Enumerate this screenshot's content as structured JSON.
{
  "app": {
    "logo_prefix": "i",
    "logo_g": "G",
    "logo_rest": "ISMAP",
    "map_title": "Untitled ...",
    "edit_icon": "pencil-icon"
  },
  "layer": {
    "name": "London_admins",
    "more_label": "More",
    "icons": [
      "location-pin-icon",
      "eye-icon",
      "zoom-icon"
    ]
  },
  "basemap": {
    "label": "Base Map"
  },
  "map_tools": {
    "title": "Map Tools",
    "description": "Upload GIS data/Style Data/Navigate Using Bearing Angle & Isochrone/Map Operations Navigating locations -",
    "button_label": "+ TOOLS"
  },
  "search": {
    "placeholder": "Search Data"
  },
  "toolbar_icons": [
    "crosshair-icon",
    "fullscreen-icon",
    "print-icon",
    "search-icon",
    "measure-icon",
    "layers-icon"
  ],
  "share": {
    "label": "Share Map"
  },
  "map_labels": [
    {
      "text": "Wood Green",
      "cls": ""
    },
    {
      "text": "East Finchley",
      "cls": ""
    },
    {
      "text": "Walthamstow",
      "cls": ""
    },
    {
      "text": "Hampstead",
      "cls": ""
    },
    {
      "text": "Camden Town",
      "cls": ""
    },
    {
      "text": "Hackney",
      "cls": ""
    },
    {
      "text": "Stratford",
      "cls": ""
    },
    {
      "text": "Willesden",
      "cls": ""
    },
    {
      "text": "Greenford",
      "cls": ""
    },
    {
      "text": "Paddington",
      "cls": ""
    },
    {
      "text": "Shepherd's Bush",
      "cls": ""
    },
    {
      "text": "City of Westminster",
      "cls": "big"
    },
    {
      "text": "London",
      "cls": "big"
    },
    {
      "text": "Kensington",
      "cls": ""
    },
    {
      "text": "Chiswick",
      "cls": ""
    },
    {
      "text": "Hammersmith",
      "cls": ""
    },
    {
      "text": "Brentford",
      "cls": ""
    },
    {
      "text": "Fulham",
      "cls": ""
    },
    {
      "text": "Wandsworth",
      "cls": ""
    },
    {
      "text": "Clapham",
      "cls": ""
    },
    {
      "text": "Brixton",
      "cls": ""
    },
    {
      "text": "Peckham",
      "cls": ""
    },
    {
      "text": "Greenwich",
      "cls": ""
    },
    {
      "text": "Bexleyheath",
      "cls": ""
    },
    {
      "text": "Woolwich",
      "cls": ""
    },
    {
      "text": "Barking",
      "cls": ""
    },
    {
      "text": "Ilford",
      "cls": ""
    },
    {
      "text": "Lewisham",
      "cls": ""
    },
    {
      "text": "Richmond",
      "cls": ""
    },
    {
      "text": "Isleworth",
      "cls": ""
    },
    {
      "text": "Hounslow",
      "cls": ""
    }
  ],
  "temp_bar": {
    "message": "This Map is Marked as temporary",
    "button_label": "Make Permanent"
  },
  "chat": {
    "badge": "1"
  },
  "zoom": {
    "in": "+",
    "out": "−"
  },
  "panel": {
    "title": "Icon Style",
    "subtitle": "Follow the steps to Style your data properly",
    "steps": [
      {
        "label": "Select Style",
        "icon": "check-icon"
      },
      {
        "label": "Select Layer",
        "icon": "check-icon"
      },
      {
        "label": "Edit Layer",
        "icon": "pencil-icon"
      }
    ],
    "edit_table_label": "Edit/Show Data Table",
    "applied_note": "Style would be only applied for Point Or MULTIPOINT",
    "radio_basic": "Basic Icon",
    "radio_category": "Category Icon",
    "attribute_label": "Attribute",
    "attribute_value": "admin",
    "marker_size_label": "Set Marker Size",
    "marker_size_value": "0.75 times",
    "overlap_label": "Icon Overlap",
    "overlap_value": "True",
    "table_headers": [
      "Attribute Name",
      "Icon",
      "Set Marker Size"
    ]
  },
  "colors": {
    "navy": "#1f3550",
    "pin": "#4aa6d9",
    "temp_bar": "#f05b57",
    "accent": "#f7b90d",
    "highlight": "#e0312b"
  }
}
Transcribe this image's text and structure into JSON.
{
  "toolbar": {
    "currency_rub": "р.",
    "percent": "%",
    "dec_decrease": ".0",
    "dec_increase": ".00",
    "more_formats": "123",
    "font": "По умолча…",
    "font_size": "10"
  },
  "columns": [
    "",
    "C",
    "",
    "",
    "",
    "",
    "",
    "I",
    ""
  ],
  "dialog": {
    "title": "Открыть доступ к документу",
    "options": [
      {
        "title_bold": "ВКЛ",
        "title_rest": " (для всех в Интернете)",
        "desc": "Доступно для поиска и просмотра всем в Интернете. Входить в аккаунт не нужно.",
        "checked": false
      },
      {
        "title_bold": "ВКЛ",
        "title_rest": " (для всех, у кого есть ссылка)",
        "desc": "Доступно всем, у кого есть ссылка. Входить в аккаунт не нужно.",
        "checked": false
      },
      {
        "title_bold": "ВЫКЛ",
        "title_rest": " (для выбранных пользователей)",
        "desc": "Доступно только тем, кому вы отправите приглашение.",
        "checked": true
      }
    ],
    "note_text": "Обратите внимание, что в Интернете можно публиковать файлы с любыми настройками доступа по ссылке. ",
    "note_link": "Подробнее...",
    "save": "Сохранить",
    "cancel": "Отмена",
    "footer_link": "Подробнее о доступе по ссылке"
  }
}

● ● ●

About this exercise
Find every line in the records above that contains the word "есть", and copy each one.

Exercise response
        "title_rest": " (для всех, у кого есть ссылка)",
        "desc": "Доступно всем, у кого есть ссылка. Входить в аккаунт не нужно.",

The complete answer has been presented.